Now, as a Government, we are acutely aware that many businesses and exporters have been hit hard by COVID-19. This is why the Government committed an additional $216 million to New Zealand Trade and Enterprise (NZTE) as part of Budget 2020, to get behind our exporters.
I’ve talked a lot today about the importance of people-to-people connections between our two countries. The pandemic has profoundly disrupted those relationships and I want to acknowledge how difficult this has been for so many people: separated families, businesses unable to attract skilled workers from overseas, the overall disruption to our immigration system, and the inability of people to attend funerals, weddings, and significant life events that in normal times bring people together across continents. As we emerge from COVID, governments will restore the freedom of movement we once all took for granted as soon as safety allows.
Shared people and values
Before I conclude, I want to share a couple stories that I have come across in recent weeks of Indian migrants that highlight the values that connect India and Aotearoa New Zealand.
First, a tale of two brothers, Manoj Kumar and Sumit Kamboj were named 2021 Share Farmers of the Year at the New Zealand Dairy Industry Awards. The two brothers are third generation farmers who grew up in a small village on a 12 hectare family farm, with 10 cows and a mix of other crops and animals – a far cry from the 460 cow farm they now work at in Eketāhuna. They migrated to New Zealand in 2010, and were employed as share milkers on a farm on the Mangaone River. Since then they have become well-respected members of the community. They were applauded for their efforts in supporting members of the community, including a Wellington chef who had lost his job during last year’s lockdowns, to retrain and enter the dairy industry. This is one of many success stories of those coming from India with their own unique set of values and history and bringing so much to New Zealand communities.
More recently, two Kiwi-Indians were recognised in the Queen’s Birthday Honour list earlier this month. India New Zealand Business Council Chair Sameer Handa and Sergeant Gurpreet Singh Arora of New Zealand Police were made Members of the New Zealand Order of Merit. Mr Handa was recognised for his services to business and New Zealand-India relations, and this year’s event is another example of his work in action. Sergeant Arora was recognised for his services to the New Zealand Police and to ethnic communities over the course of his 15-year long career. I’d like to acknowledge the incredible and positive impacts these two have made, and continue to make, on the community in New Zealand, and on our bilateral relations with India – and congratulate them.
When we look at the world, there is no doubt there will be challenging times ahead. The pandemic has changed us in ways we could not predict, and in many ways that we cannot reverse. What we can do is continue to invest in people, in relationships, and in opportunity.

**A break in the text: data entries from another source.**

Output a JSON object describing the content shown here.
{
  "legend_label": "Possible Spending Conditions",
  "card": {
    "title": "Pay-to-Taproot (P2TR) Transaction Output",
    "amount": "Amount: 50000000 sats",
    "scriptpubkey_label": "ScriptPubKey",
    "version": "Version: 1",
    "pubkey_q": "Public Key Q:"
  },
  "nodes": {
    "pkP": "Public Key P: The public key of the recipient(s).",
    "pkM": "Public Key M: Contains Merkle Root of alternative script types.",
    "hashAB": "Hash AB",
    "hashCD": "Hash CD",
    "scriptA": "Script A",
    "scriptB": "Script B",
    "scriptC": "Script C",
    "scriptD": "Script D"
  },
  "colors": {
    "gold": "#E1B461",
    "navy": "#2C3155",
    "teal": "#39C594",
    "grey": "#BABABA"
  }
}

The relationship between India and New Zealand is full of promise. The examples I have mentioned highlight its depth and the impact of India and Kiwi-Indians on Aotearoa. But there is much more we can achieve together – and I know the Government is committed to doing this.
We have the benefit of an energetic Indian expat community in New Zealand, and I’m a strong believer in harnessing this energy to the advantage of the relationship between our two countries. At least in the medium term, this potential will not be realised by technocrats and trade agreements, but by allowing the full richness of our connections to flourish, from entrepreneurs and investors to scientists and sportspeople.
Nōreira, tēnā koutou, tēnā koutou, tēnā tātou katoa.
Please note: Speech as delivered may differ from notes